Data records:

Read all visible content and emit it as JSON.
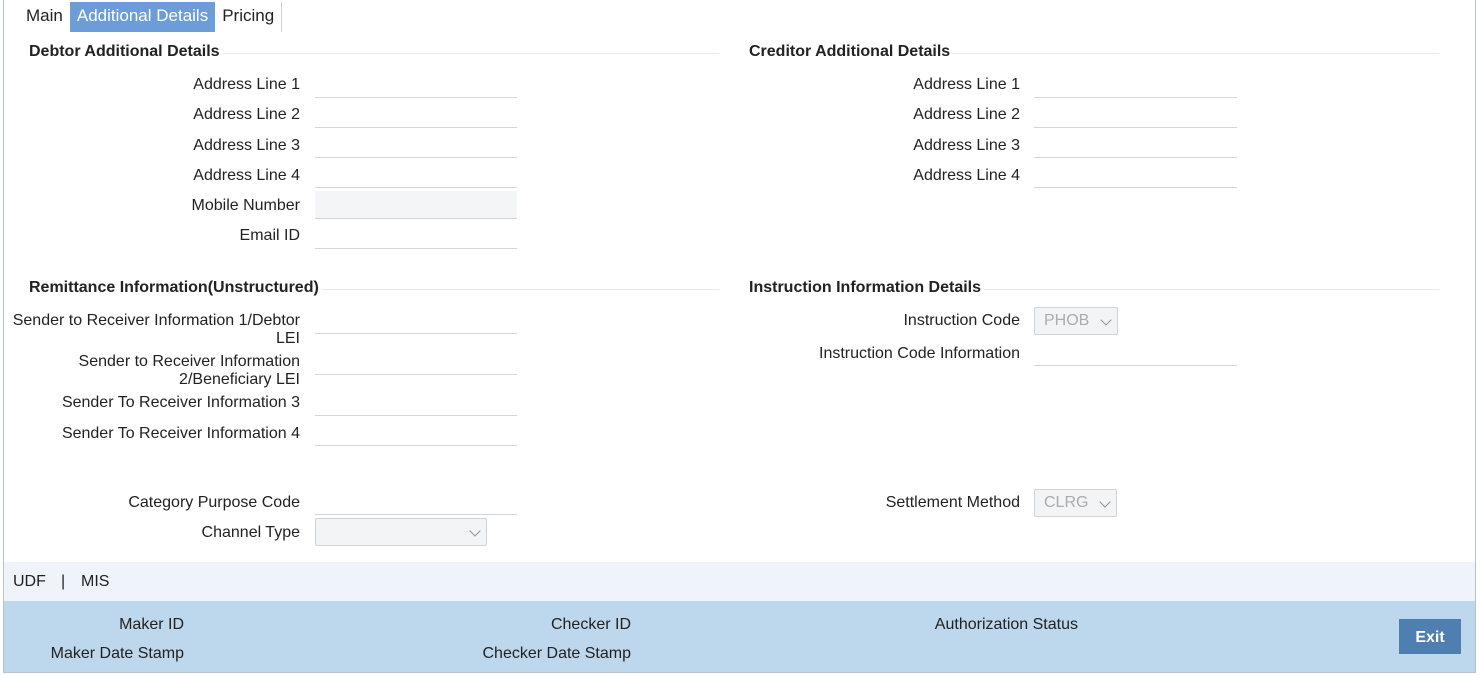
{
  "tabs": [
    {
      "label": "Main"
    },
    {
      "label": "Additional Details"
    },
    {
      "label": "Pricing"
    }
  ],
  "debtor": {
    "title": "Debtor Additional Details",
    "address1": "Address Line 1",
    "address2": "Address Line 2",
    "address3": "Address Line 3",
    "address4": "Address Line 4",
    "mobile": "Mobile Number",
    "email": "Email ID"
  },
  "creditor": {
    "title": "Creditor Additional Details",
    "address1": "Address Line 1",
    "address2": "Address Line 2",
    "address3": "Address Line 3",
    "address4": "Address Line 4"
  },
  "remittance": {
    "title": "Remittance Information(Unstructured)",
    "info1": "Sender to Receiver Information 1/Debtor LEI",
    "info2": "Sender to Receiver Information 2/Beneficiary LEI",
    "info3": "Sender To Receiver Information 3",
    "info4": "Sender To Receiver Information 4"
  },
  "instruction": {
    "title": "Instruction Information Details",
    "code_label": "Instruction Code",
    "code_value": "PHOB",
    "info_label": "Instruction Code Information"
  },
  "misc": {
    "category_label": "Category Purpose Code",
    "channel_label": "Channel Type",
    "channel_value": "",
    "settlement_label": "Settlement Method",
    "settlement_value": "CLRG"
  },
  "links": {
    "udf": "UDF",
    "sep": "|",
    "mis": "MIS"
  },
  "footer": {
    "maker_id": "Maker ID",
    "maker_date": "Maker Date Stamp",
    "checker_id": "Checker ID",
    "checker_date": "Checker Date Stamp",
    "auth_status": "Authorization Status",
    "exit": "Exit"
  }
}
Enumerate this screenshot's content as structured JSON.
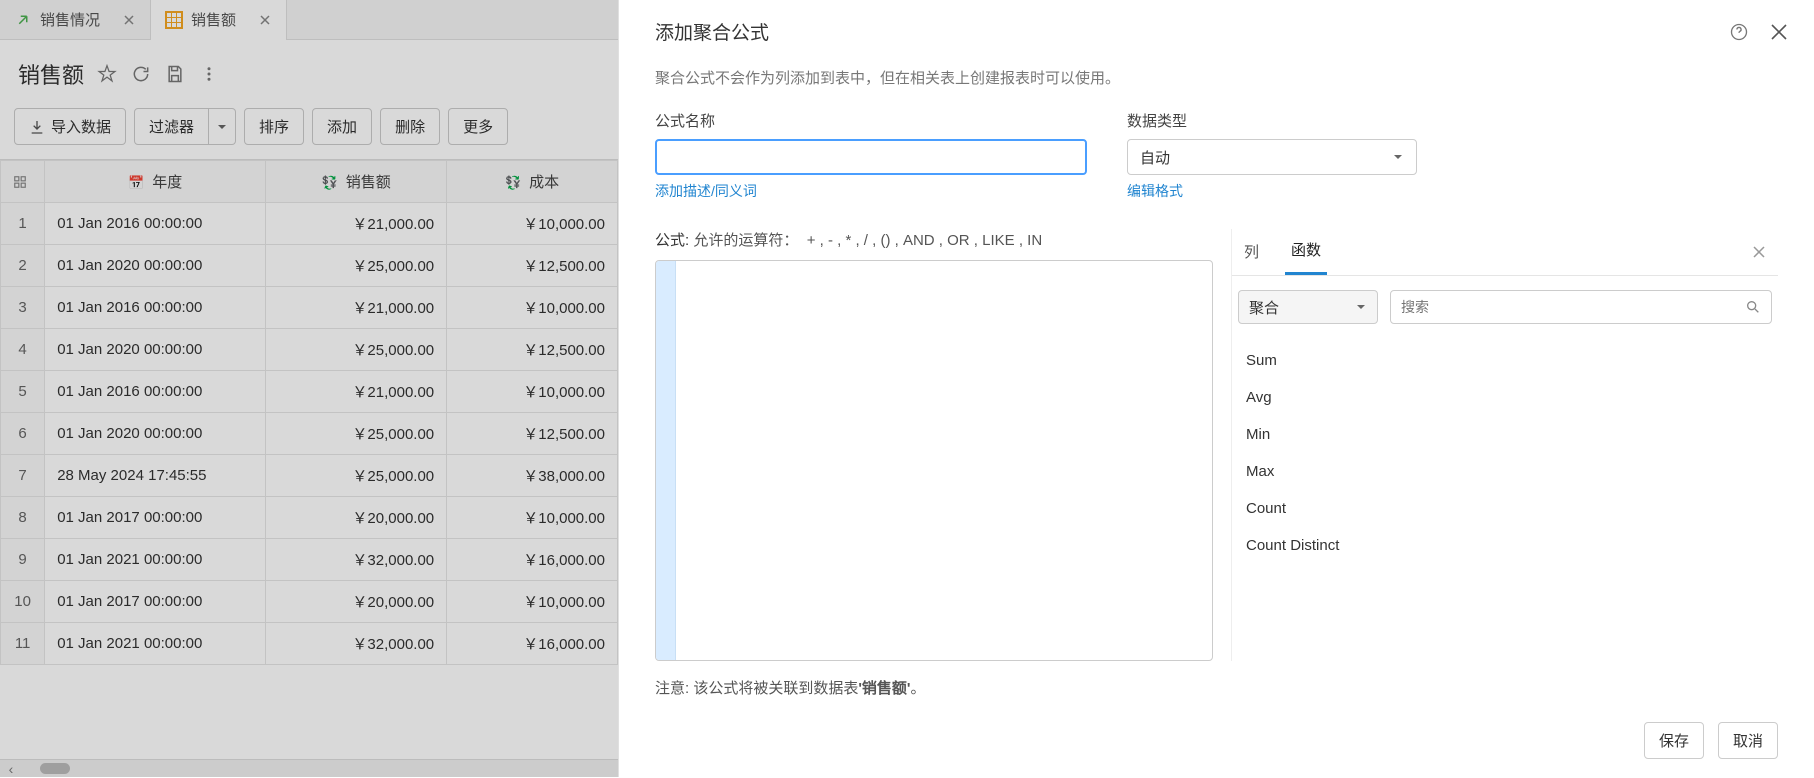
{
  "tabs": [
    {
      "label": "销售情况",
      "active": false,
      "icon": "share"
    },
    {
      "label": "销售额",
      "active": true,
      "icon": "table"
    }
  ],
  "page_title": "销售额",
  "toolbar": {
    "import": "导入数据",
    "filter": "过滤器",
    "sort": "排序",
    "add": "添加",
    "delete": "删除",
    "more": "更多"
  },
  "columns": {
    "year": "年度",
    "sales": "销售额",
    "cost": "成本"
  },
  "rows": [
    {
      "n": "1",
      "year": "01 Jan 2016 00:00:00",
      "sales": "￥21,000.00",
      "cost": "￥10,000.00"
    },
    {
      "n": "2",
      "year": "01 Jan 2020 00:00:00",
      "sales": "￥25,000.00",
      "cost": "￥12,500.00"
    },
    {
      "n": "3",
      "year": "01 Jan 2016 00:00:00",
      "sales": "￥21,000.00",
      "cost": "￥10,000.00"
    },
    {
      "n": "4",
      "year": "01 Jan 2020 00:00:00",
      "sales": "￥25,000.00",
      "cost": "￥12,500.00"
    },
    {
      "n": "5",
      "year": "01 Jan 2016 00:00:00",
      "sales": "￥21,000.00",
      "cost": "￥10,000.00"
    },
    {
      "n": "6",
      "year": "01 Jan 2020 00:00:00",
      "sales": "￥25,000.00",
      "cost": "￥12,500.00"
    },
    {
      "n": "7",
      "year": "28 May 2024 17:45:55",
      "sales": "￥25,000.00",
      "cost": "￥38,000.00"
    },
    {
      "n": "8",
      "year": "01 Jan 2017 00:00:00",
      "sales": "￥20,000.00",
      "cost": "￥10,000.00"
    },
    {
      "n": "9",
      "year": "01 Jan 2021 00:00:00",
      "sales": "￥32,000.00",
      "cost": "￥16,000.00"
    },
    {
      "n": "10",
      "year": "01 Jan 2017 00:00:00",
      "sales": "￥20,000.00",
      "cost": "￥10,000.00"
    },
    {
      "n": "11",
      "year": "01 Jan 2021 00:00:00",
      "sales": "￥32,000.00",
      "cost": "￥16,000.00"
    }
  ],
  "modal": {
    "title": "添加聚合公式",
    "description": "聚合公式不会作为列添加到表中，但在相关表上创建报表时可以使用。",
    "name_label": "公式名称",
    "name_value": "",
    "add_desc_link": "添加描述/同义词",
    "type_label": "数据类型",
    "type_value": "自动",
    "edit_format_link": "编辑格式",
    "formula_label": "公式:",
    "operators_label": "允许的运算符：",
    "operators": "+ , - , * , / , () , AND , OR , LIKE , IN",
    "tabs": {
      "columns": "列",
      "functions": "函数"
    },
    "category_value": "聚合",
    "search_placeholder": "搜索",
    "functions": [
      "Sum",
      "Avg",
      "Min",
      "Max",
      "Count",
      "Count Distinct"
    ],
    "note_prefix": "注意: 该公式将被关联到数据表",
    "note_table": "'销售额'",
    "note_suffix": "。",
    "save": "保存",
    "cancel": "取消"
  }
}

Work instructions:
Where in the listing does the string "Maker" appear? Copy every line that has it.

Solution for this task:
    "maker_id": "Maker ID",
    "maker_date": "Maker Date Stamp",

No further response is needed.